(Information supplied)
——————————
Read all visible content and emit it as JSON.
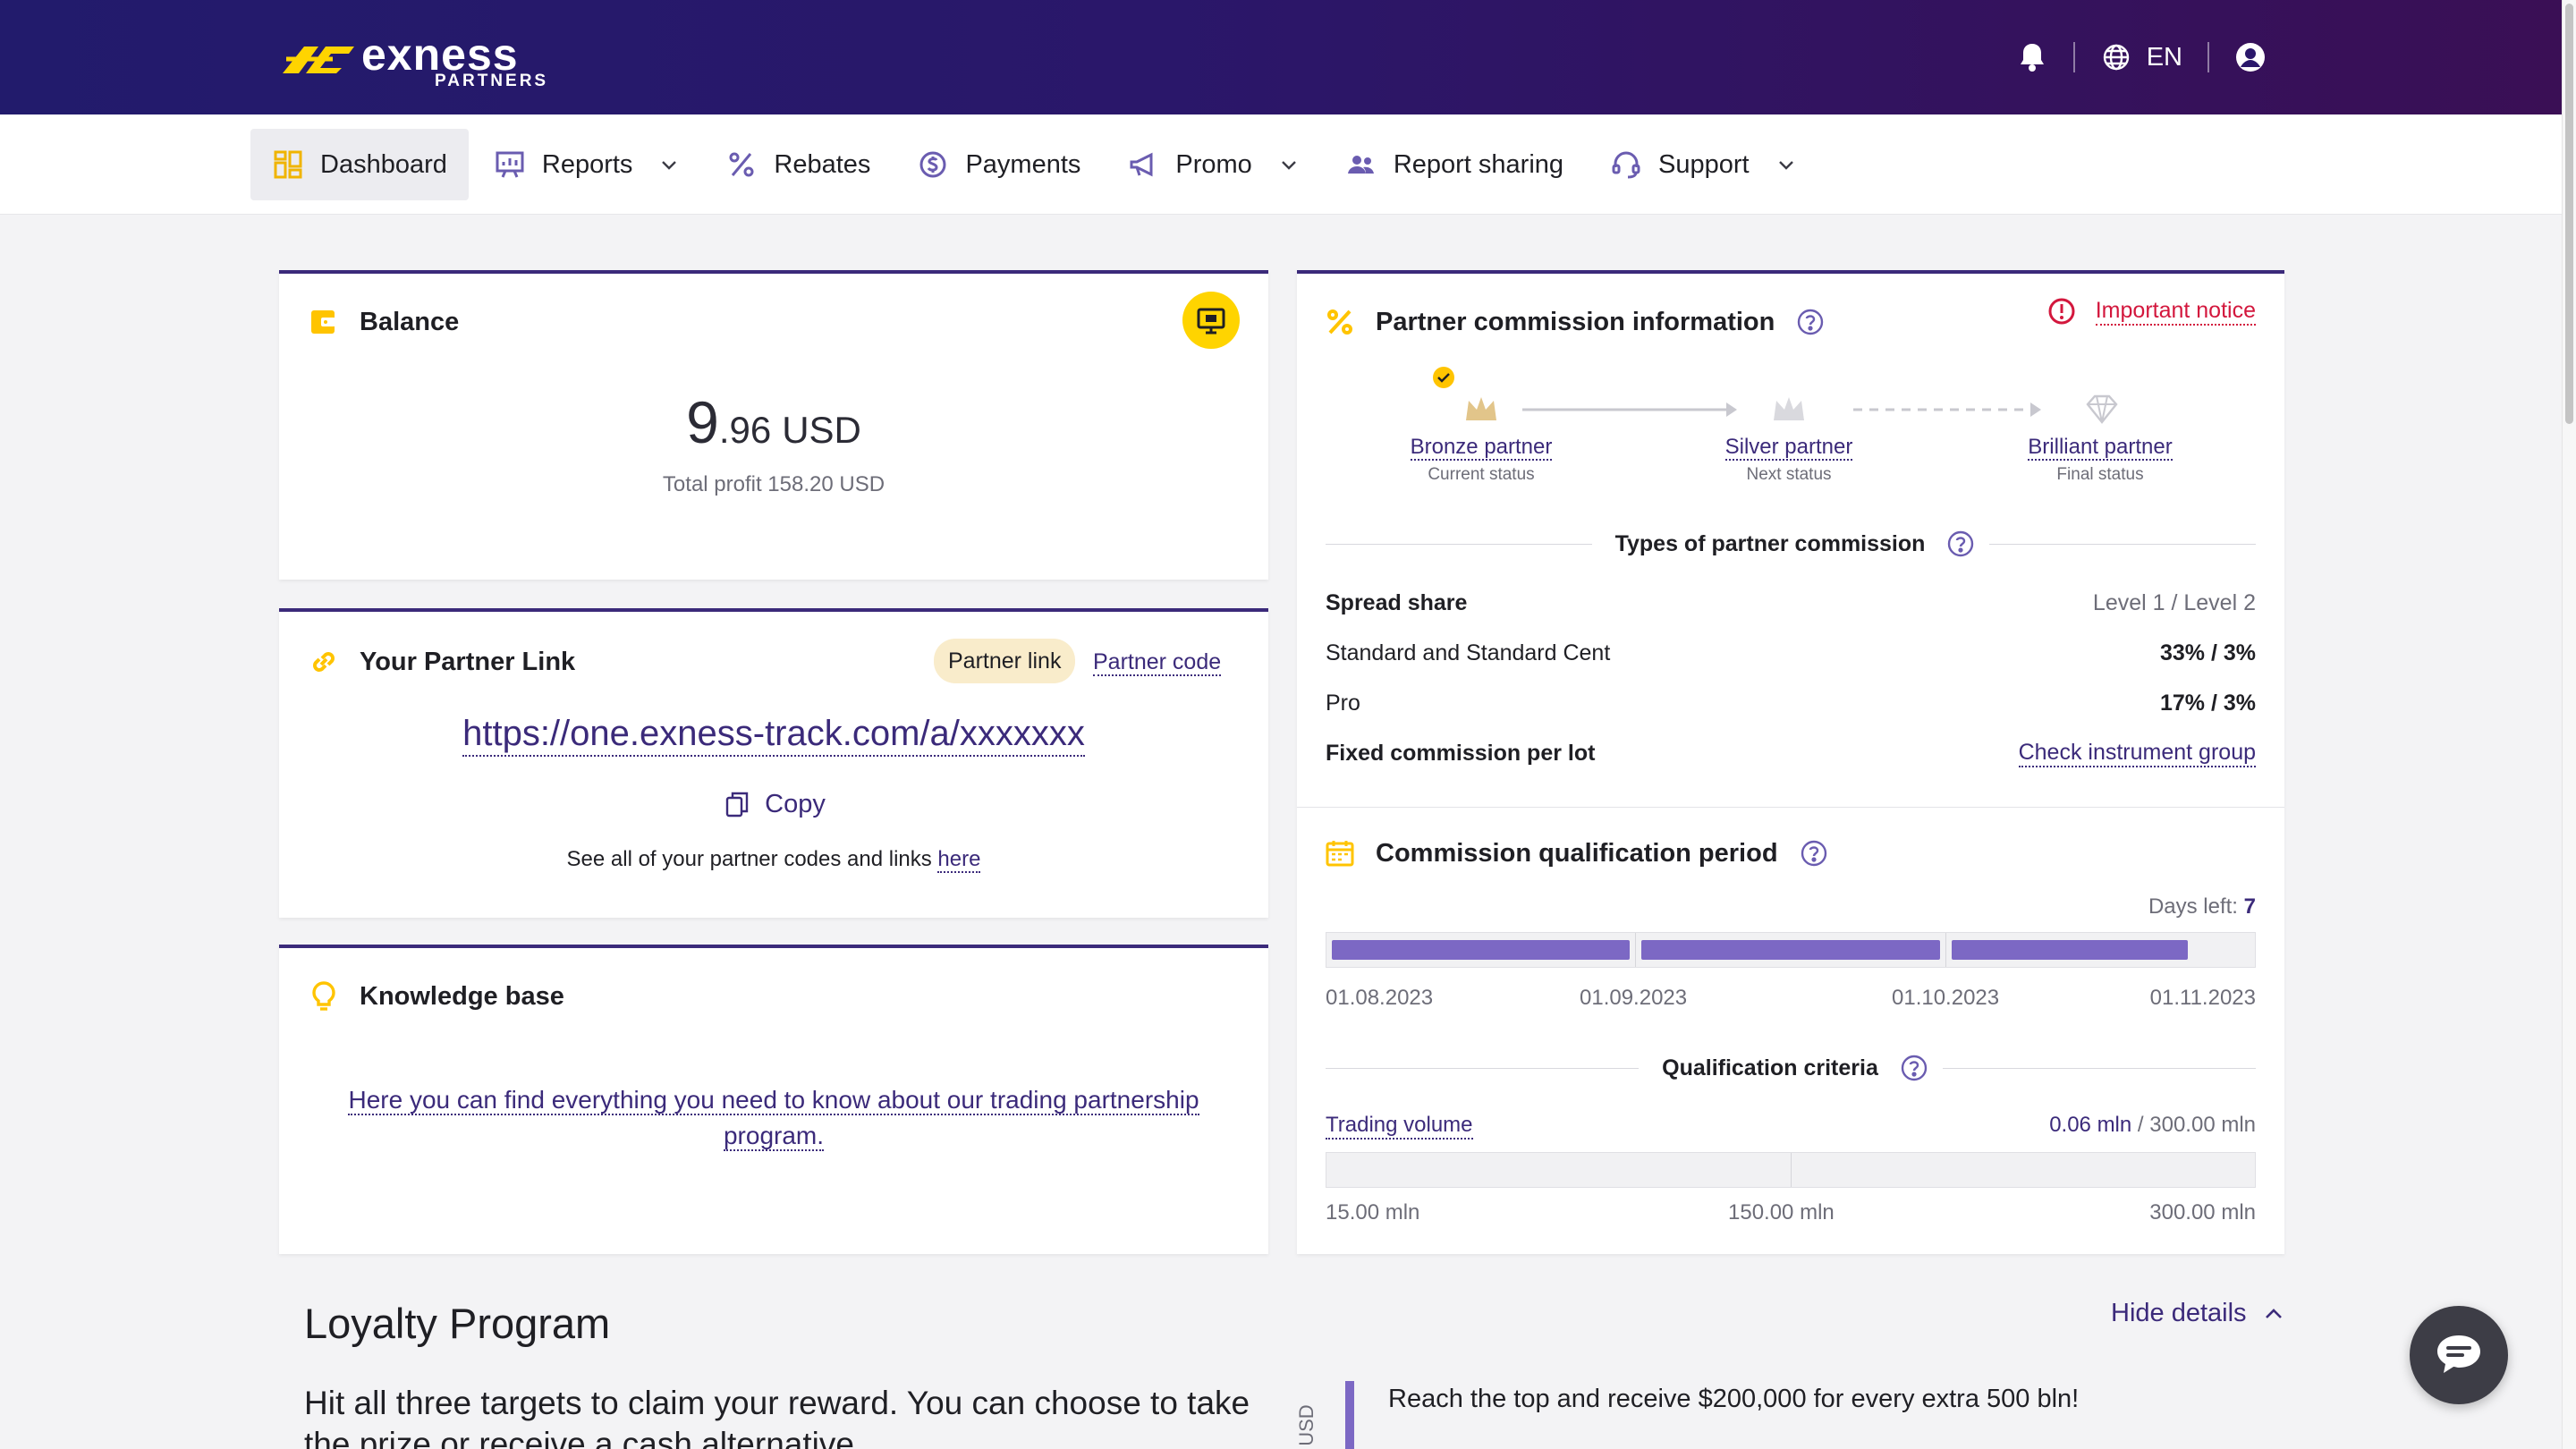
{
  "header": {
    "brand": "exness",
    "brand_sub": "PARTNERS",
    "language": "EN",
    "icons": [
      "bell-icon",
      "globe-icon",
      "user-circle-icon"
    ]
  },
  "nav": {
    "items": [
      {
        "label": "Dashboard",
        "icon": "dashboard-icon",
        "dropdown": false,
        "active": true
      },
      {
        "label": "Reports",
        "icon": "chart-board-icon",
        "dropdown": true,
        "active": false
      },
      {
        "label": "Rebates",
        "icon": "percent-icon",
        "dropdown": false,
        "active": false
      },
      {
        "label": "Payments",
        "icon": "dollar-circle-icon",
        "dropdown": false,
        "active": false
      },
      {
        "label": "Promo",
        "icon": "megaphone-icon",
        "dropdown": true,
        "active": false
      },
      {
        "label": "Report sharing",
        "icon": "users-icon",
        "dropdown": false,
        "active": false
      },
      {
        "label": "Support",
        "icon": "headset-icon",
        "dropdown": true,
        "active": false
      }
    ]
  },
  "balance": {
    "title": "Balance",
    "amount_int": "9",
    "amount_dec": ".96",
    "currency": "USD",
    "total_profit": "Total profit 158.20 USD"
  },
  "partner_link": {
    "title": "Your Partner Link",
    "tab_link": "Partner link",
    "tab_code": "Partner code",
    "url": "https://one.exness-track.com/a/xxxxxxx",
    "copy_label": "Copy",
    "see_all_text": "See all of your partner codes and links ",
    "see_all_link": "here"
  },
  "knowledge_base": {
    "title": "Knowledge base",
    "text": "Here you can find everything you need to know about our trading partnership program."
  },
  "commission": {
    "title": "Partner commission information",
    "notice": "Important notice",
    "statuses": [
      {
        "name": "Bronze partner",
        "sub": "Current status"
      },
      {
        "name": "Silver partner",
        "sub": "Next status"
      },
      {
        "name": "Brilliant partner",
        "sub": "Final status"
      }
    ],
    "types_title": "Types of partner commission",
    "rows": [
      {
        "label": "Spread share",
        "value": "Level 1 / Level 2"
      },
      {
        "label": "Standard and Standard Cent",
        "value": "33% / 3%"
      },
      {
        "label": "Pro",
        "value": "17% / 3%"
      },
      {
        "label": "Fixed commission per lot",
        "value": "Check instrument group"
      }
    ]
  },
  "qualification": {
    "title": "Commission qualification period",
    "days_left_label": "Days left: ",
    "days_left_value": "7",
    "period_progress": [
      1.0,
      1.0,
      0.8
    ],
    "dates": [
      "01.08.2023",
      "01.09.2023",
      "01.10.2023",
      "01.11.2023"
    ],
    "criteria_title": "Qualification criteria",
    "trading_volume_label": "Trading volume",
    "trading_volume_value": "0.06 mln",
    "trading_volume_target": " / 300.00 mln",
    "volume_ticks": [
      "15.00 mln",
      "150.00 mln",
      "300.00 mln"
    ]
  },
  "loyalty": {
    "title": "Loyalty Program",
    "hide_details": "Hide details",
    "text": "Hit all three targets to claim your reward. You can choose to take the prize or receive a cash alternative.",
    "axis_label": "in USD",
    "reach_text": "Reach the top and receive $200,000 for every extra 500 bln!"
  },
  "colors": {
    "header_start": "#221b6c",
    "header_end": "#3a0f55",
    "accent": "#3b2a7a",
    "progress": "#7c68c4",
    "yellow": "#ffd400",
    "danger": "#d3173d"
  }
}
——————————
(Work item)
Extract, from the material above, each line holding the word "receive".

(Reply)
    "text": "Hit all three targets to claim your reward. You can choose to take the prize or receive a cash alternative.",
    "reach_text": "Reach the top and receive $200,000 for every extra 500 bln!"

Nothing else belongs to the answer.